## ASSIGNMENT
Return every line from the records below with the string "JSON".

## SUPPLIED DATA
▬▬▬▬▬▬▬▬▬▬
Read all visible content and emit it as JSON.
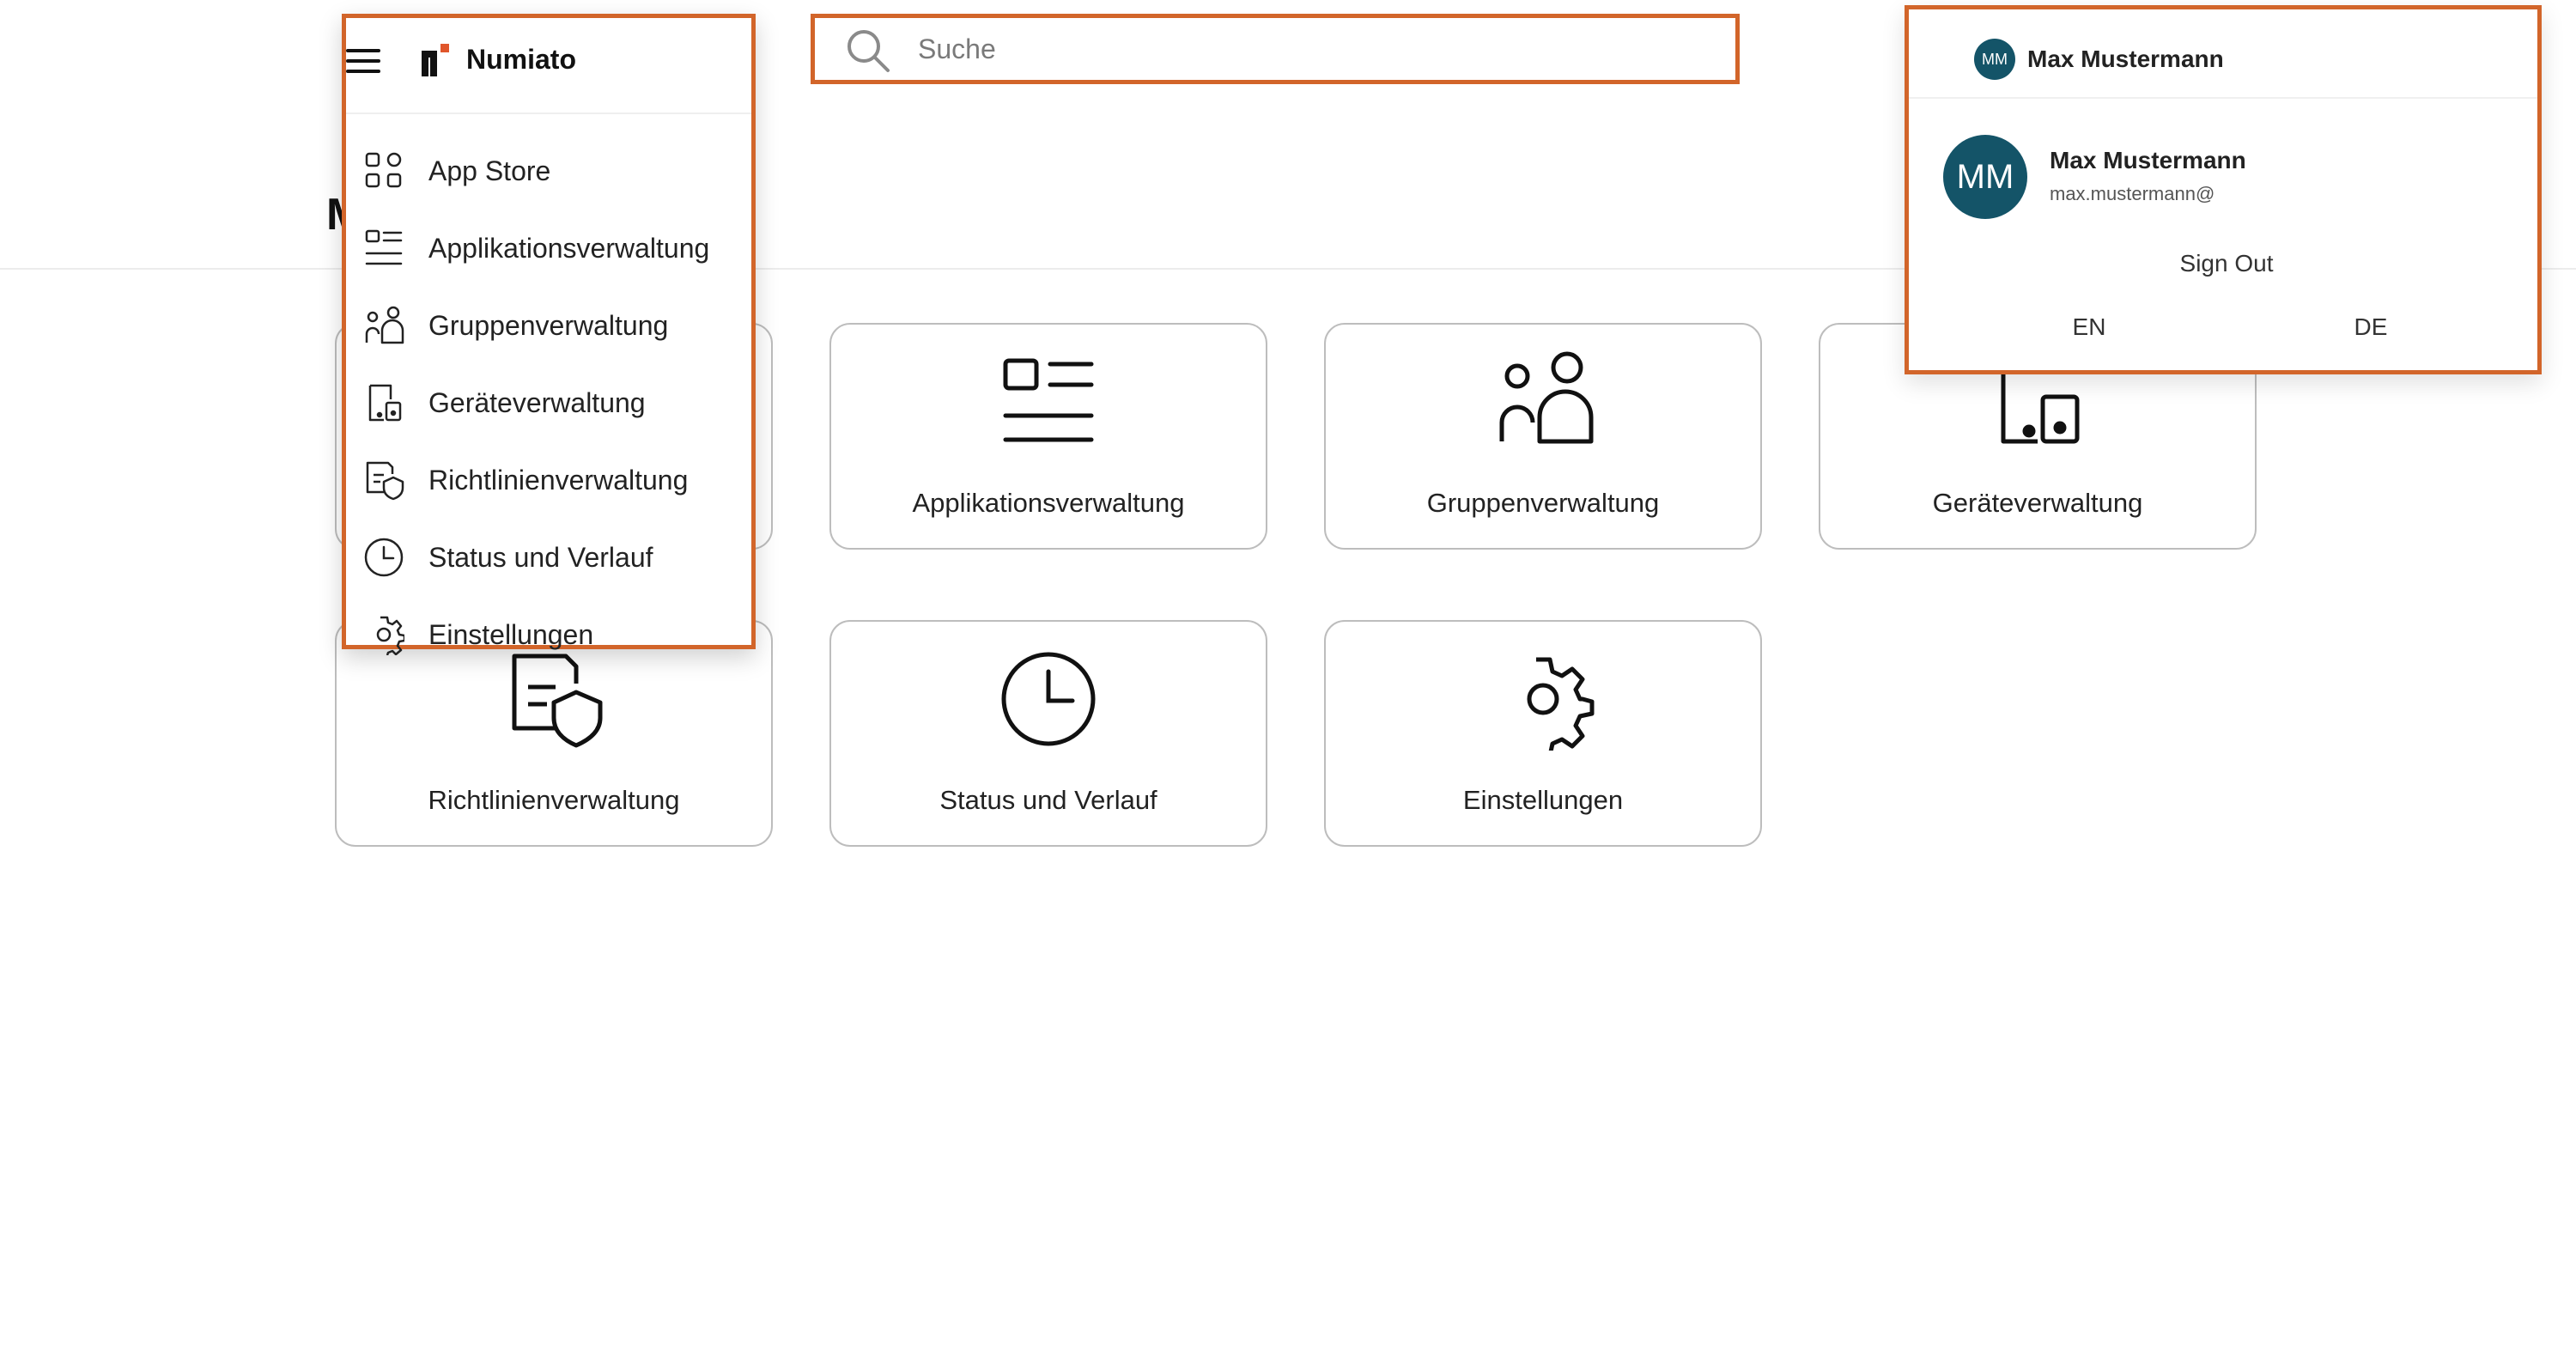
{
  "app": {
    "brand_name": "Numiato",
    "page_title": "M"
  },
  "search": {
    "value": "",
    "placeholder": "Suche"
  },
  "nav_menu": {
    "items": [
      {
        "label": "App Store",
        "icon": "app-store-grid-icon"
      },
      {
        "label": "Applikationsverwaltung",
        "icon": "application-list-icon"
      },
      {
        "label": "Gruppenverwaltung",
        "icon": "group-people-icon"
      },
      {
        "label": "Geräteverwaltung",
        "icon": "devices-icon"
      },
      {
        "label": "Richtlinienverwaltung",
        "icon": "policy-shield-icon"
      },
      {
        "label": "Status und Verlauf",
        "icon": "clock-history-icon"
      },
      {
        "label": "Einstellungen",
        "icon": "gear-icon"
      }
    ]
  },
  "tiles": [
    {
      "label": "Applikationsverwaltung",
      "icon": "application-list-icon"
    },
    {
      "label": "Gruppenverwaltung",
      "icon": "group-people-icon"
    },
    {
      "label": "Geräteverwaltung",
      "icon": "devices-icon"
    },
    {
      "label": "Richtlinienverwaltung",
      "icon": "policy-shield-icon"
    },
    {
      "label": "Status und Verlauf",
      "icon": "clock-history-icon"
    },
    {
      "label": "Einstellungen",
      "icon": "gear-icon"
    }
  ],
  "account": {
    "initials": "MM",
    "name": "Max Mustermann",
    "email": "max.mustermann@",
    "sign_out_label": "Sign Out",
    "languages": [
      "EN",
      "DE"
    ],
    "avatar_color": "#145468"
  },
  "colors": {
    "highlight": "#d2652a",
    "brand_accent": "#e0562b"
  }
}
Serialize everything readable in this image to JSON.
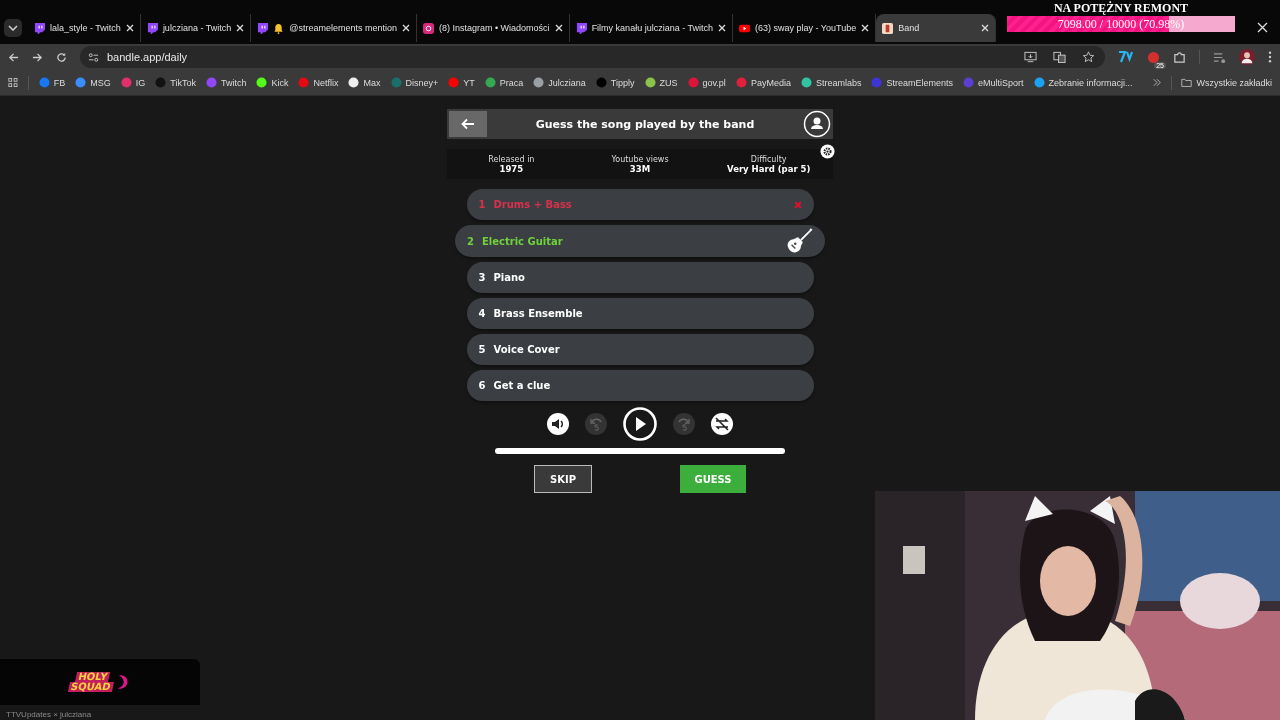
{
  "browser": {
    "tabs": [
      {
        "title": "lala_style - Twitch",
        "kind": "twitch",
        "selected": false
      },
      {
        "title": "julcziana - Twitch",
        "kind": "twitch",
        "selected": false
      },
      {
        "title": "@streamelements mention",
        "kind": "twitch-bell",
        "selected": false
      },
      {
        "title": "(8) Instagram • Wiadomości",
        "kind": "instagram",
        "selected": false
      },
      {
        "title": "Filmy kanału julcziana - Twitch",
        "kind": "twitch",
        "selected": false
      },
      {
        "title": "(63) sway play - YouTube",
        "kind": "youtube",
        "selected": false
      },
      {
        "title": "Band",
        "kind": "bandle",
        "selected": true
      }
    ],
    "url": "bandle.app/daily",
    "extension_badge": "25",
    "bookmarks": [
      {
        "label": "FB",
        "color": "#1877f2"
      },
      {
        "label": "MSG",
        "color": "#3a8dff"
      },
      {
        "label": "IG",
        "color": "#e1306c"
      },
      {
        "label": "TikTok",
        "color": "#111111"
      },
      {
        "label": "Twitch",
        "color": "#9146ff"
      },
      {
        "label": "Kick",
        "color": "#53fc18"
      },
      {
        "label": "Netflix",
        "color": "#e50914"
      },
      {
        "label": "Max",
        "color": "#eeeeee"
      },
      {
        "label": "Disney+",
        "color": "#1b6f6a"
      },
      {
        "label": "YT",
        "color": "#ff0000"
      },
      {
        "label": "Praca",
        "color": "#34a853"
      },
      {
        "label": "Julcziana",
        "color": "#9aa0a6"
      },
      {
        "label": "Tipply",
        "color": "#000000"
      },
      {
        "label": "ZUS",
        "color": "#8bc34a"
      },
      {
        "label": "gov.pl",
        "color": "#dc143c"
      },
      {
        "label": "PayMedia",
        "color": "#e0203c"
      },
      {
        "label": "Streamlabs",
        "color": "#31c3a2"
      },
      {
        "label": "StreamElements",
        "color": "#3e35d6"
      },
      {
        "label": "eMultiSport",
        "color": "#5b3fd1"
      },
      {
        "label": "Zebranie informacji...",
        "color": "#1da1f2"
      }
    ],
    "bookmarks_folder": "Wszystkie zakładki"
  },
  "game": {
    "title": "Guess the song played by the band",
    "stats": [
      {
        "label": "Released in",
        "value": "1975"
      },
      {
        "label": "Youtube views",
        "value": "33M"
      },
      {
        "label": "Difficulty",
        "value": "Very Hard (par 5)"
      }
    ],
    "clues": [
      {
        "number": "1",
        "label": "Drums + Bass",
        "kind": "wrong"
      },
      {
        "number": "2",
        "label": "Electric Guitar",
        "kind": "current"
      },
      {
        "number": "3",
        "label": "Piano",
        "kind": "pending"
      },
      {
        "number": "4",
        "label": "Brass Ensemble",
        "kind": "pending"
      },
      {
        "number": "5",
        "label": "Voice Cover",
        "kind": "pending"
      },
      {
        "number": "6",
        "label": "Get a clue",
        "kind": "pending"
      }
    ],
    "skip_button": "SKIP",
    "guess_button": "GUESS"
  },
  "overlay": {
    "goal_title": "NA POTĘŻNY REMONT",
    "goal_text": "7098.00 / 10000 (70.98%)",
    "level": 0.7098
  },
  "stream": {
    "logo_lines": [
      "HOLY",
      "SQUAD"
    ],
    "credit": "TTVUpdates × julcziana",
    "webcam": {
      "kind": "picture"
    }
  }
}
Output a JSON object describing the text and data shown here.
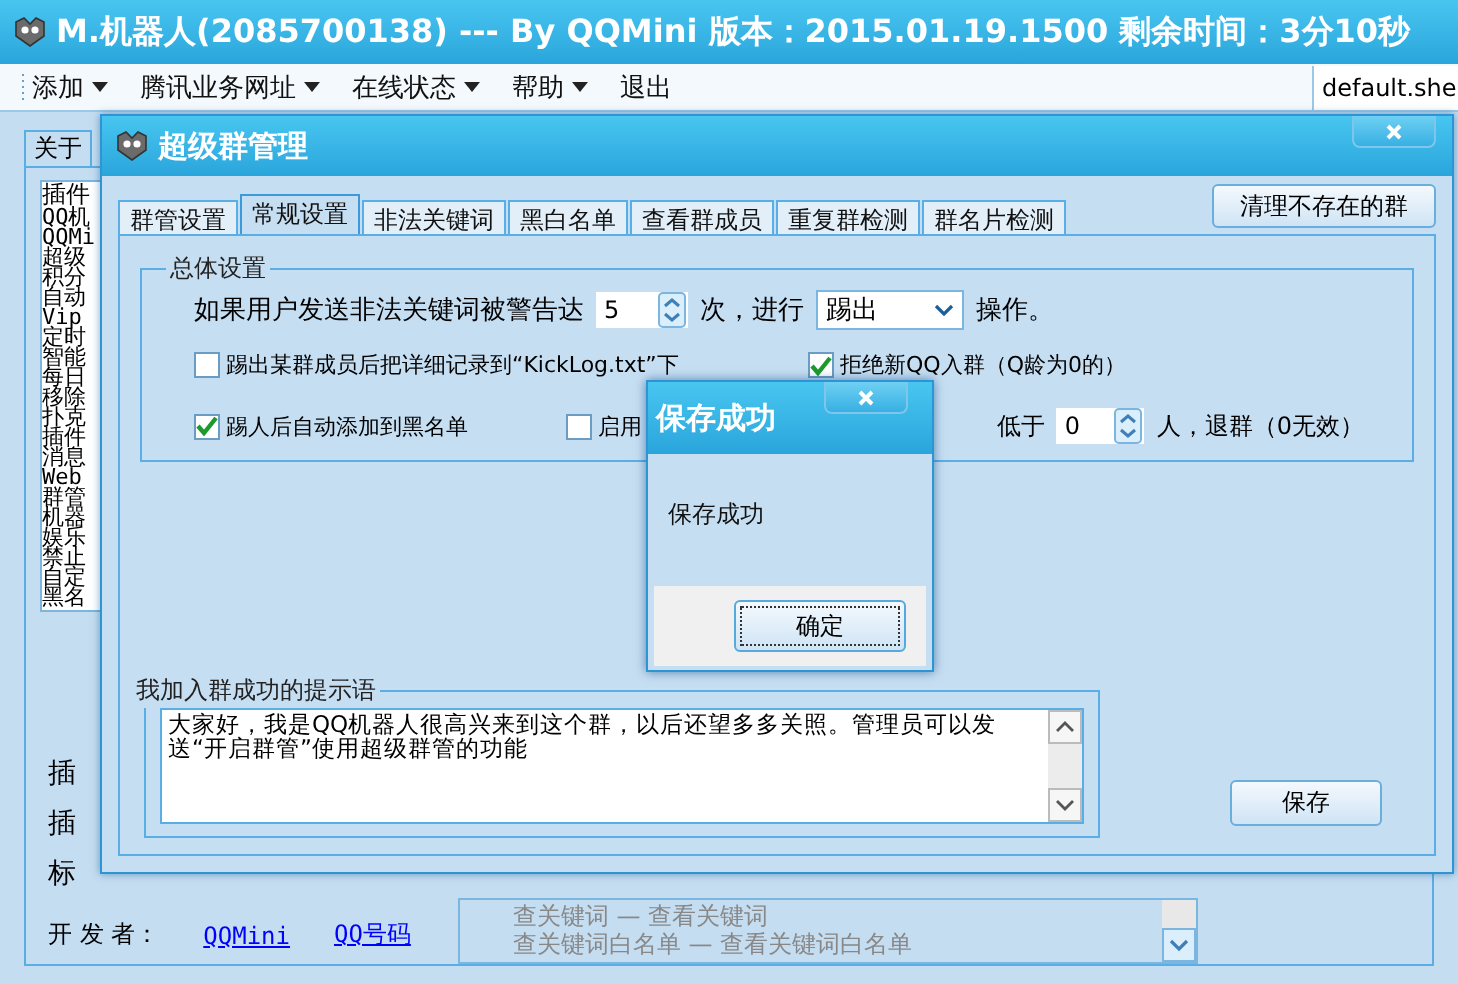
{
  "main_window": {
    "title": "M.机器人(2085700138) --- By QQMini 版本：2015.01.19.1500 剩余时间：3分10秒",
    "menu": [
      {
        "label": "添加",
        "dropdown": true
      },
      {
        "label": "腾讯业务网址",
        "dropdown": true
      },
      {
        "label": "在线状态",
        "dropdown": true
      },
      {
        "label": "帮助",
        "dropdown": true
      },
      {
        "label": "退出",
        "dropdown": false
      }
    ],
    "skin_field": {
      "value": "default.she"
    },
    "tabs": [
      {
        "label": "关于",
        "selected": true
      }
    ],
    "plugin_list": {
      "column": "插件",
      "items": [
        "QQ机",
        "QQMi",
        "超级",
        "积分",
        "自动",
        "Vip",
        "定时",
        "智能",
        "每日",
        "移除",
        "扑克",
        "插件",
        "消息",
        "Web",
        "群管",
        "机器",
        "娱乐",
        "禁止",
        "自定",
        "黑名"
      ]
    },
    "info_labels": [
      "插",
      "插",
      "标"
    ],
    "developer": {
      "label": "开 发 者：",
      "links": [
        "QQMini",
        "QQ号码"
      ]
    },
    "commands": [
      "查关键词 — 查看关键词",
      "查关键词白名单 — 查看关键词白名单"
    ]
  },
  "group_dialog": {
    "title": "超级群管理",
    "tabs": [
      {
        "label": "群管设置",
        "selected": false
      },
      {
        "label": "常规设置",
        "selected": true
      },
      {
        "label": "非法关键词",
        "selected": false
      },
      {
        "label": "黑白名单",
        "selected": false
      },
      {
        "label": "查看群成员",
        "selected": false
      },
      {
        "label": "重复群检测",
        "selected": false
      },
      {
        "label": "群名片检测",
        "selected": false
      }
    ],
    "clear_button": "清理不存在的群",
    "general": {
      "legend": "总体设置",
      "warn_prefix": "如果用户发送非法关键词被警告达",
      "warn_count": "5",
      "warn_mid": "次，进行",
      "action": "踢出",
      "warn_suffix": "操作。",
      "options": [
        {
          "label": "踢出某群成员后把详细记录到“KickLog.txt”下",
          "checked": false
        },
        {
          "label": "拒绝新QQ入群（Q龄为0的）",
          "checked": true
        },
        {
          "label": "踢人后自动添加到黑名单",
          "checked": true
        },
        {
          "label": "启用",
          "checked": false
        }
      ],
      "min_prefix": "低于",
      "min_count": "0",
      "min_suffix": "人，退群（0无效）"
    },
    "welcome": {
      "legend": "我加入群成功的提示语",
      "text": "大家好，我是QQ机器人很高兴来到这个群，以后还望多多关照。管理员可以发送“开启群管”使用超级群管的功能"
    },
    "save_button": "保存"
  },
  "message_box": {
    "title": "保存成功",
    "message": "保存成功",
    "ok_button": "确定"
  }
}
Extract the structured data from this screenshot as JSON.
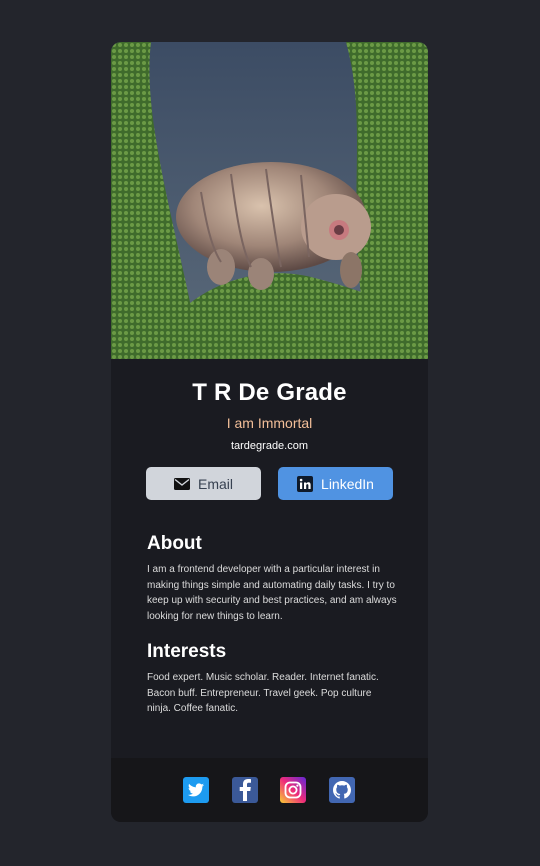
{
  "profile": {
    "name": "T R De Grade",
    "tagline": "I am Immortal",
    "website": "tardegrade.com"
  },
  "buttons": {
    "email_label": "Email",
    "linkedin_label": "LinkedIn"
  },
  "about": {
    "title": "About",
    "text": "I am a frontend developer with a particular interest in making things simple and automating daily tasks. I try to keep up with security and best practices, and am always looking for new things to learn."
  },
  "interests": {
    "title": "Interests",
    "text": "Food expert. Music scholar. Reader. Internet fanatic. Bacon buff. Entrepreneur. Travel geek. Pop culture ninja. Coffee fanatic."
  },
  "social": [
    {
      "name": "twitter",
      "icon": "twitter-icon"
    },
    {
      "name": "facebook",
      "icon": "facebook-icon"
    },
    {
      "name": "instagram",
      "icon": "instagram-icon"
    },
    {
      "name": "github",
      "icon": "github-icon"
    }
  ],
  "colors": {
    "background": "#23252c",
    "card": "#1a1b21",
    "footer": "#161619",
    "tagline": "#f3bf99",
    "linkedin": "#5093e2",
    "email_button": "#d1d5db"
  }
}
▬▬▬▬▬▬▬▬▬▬
## OUTPUT BELOW
Read all visible content and emit it as JSON.
Serialize everything readable in this image to JSON.
Output a JSON object describing the text and data shown here.
Extract the structured data from this screenshot as JSON.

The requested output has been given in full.